Our Pitta energy drives us to achieve, accomplish goals, and exhibit fiery qualities like passion and anger. When excessive, Pitta energy can cause indigestion, liver complaints,bloating, fatigue, and other complaints.

Our Kapha energy helps us to feel grounded, facilitates our nurturing of others, and helps us exhibit a calming presence in stressful situations. When excessive, Kapha energy can cause weight gain, diabetes, and a feeling of lethargy.

Our Vata energy helps us to explore creativity and inquisitiveness, express ourselves, and remain in motion. When excessive, Vata energy can cause dry skin, insomnia, constipation, and various nervous disorders.

When an Ayurvedic practitioner diagnoses a patient’s conditions and observes their general health, they will use the relationship of the patient’s three doshas to determine how best to proceed with achieving and sustaining greater health.

Read more on Yogi Cameron Website

I bought the book and I've only read a bit, I've been going very slow. The biggest thing I guess I've done is cut out coffee and in the morning I just have a cup of hot water.

Coffee is a biggy for me. I've been sick with the a bad flu cold and totally lost my appetite and a few pounds that I probably didn't need to lose, but I believe that kicking the coffee habit is really important as at times in the past I could feel my kidneys ache occassionally and knew that I actually needed more water, and no coffee.

Can I stick to it...this no coffee thing, or when I feel better will I fall back in the habit. I hope not. I really hope to embrace a lot of the teachings of Ayurvedic Medicine, and really take care of this beautiful body, just this one and only body that God has given me to care for.

So we will see. I haven't tackled any yoga...except maybe one move, but that is definitely next. Slowly but surely steps.

And then I'll be hanging out in beautiful Ohm Playa at Shambhala doing yoga in the sand as the waves crash on the shore and the beautiful sun rises and the new day greets me. I can't wait!!

A Noon-Day Meal for Hungry Mexican Children in Kunché

My friend Martino passed this along in Facebook and I wanted to share it here.

A Noon-Day Meal For Hungry School Children in Rural Mexico

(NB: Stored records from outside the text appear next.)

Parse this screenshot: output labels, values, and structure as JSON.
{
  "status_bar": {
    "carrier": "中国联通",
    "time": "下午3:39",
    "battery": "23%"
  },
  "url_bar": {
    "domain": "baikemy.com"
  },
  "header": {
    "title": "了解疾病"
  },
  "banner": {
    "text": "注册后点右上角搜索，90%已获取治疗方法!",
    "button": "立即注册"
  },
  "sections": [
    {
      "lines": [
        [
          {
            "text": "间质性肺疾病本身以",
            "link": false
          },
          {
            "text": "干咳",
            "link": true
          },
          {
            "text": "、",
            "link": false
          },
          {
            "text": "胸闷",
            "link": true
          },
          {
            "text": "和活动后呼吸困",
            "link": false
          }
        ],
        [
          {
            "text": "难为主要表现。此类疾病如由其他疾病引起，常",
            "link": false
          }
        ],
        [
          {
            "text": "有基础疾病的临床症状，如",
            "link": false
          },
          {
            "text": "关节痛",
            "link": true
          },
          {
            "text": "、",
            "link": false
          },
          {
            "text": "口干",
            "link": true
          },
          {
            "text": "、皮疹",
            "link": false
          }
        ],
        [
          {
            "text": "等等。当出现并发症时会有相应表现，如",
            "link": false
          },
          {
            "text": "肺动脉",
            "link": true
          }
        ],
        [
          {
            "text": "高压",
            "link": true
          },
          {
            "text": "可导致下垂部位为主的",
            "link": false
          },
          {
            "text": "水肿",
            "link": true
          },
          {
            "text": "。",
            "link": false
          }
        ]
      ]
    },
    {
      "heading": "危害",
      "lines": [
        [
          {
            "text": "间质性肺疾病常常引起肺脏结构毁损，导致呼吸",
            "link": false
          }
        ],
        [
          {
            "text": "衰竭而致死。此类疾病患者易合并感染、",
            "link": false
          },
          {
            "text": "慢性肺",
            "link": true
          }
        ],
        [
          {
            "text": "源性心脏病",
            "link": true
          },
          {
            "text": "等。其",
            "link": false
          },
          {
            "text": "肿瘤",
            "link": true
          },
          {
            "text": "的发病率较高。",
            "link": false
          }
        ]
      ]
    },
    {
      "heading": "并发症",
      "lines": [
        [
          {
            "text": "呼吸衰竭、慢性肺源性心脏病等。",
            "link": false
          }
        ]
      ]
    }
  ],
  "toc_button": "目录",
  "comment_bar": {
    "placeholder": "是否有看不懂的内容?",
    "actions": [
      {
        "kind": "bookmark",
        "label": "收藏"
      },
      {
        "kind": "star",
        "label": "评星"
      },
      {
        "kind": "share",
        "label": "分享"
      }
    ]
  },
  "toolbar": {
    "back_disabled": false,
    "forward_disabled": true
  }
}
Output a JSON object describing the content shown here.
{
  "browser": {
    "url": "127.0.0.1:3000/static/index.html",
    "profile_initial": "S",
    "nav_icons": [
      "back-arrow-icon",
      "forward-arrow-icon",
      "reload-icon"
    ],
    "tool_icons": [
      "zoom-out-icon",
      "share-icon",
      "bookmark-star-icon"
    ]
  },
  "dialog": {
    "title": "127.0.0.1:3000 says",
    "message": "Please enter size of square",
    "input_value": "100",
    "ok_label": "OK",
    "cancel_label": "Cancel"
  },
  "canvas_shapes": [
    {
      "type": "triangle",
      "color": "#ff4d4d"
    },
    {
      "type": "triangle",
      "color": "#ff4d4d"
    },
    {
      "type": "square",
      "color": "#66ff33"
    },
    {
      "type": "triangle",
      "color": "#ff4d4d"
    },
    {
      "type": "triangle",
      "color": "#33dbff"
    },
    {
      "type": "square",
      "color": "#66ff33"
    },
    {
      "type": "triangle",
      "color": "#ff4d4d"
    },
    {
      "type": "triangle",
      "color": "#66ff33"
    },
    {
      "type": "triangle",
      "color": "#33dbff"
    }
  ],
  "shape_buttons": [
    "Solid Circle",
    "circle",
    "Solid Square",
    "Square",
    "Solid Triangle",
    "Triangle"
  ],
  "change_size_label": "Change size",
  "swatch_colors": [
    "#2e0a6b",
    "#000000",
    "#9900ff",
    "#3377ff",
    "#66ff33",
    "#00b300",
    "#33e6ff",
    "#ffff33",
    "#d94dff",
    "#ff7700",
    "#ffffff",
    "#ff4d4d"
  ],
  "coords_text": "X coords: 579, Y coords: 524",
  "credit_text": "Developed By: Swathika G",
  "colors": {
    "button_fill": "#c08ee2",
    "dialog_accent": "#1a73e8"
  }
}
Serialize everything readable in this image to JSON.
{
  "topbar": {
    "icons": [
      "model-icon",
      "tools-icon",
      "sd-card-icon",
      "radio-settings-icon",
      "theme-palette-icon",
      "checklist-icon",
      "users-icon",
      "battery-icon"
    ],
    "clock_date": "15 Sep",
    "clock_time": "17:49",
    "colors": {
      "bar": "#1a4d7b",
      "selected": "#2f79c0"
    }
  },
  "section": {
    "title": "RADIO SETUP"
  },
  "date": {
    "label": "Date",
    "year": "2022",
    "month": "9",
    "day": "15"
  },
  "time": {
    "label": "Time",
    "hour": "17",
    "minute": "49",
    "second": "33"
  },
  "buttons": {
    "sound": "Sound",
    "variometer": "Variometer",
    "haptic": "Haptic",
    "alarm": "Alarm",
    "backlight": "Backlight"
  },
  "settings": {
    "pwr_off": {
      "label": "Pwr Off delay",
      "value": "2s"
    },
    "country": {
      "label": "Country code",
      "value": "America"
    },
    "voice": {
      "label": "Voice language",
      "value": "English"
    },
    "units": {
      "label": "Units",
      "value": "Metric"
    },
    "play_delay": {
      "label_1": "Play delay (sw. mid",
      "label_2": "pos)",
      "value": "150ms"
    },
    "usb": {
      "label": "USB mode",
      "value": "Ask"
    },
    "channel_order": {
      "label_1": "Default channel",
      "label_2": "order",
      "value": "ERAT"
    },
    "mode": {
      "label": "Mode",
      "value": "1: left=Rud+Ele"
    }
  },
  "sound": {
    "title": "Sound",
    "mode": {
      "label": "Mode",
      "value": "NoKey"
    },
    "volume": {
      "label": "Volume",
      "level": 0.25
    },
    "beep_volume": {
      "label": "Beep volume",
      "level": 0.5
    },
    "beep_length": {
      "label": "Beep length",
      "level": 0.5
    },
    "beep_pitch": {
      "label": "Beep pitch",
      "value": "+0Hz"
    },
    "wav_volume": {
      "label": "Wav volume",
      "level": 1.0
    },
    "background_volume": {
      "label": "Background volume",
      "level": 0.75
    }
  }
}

It is a sobering paradox. In the Mexican economy, ranked the twelfth largest in the world, many rural populations struggle to survive. The small community of Kunché, in the coastal state of Yucatán, is one such place.
mexico_ninosYucatán was once the center of the ancient Maya civilization, and is still home to many of these indigenous people. The inland settlement of Kunché has 600 Mayan residents who grow corn as their main livelihood and source of food.
Unfortunately, the crop has failed to support their families in recent years, and despite efforts of the women to do handywork to bring in extra income, the 200 school children of this village often go hungry
 Read more here

The Prem Rawat Foundation (TPRF), which began supporting another breakfast program in the Yucatán in 2008, learned of these undernourished children and was moved to help. Its grant of US$24,000 will provide each student with a balanced mid-day meal every school day for the next ten months. (Amazingly, the cost is only 60 cents per day per child!)

The Prem Rawat Foundation strives to address fundamental human needs so that people everywhere can live their lives with dignity, peace, and prosperity.
Founded in 2001, TPRF works to extend the outreach of Prem Rawat’s message of peace throughout the world. TPRF also provides aid for people in urgent need of life-sustaining resources like food and water, especially in areas where funds from larger foundations may not be available. Click here to read  more about TPRF's mission and activities.

"Peace is one singular reality that is common to every human being. The peace that is defined by the mind, will change as generations change, as cultures change, as people change. But desire for peace that resides in the heart has never changed "